I first experienced this about 14 years ago, when Dan worked on his first timber frame; a residence built within the lovely Cuyahoga River Valley here in Northeastern Ohio. He served as sawyer for that project, custom-cutting beams onsite using the customers’ own trees. The house also included many “green” elements, including what at the time was the largest residential solar panel array in the state. We were both captivated by what we saw and learned.

More so than other building techniques, timber frames have the potential to reflect the individuality and values of their occupants. The owners of the Cuyahoga River Valley house love nature; they admire artisan-level craftsmanship; they invest deeply in their personal relationships; and they possess a sense of responsibility to future generations. All of this is reflected in their choice of timber framing as a construction method for their home.

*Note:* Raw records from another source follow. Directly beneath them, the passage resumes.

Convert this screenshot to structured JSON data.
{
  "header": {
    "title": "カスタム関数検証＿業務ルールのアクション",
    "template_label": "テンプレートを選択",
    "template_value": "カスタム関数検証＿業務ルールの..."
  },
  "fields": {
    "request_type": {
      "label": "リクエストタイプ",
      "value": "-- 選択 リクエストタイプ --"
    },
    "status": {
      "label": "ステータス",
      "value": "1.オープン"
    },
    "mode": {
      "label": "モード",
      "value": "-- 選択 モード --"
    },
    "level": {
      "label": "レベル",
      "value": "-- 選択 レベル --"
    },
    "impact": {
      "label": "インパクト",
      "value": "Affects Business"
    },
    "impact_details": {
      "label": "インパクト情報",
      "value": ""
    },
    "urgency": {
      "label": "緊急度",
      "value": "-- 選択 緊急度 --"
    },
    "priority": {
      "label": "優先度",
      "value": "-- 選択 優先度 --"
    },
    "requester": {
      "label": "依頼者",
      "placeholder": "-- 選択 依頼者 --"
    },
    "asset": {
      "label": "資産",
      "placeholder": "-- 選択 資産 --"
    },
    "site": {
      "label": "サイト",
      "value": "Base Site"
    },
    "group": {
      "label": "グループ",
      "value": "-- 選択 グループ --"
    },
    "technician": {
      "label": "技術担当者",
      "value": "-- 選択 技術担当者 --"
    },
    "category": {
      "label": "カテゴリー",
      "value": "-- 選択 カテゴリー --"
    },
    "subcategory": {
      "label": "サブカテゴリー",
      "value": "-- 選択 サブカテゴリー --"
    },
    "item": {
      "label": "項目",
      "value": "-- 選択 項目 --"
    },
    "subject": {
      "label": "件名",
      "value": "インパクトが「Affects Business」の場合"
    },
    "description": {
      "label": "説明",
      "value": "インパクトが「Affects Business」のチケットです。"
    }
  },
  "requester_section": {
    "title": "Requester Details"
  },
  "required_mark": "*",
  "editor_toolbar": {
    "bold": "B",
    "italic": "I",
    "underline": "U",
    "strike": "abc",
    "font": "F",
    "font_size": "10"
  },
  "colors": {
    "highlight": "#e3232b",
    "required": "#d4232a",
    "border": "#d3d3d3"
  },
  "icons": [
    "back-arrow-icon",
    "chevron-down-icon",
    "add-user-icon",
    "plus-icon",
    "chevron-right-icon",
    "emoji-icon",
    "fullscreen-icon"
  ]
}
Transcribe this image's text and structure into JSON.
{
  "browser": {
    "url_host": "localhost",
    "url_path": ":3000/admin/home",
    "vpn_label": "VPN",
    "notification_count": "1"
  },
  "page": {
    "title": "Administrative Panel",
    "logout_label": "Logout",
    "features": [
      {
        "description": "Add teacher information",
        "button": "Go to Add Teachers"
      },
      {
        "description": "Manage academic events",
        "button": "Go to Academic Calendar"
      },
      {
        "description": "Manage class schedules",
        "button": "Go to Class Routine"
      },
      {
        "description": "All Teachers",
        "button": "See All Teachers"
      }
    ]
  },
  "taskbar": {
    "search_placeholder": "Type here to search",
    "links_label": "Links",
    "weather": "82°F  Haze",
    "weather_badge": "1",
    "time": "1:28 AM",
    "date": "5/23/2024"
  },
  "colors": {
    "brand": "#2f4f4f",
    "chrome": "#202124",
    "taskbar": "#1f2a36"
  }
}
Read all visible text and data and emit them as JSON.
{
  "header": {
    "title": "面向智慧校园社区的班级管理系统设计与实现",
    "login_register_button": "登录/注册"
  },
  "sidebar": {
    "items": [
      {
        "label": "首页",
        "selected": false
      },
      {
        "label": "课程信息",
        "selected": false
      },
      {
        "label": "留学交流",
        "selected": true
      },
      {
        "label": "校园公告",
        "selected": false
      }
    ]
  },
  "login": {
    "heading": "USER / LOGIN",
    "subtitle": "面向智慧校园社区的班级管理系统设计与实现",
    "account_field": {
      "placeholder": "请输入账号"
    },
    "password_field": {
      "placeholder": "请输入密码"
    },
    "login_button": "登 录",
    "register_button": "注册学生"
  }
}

Artisan skill is needed to mill beams for optimal strength and beauty, and to handcraft joints that come together with stunning precision.  Respect for natural resources and a sense of duty to the future is inherent in the choice to responsibly harvest trees and to build using a method that takes a little longer, but pays dividends of endurance.

A proportionate balance of head and heart.

The goal of this blog is to address both within an exploration of the craft of timber framing. We want timber framing to be more widely known, loved, and utilized, as we believe it deserves. Join us on this journey!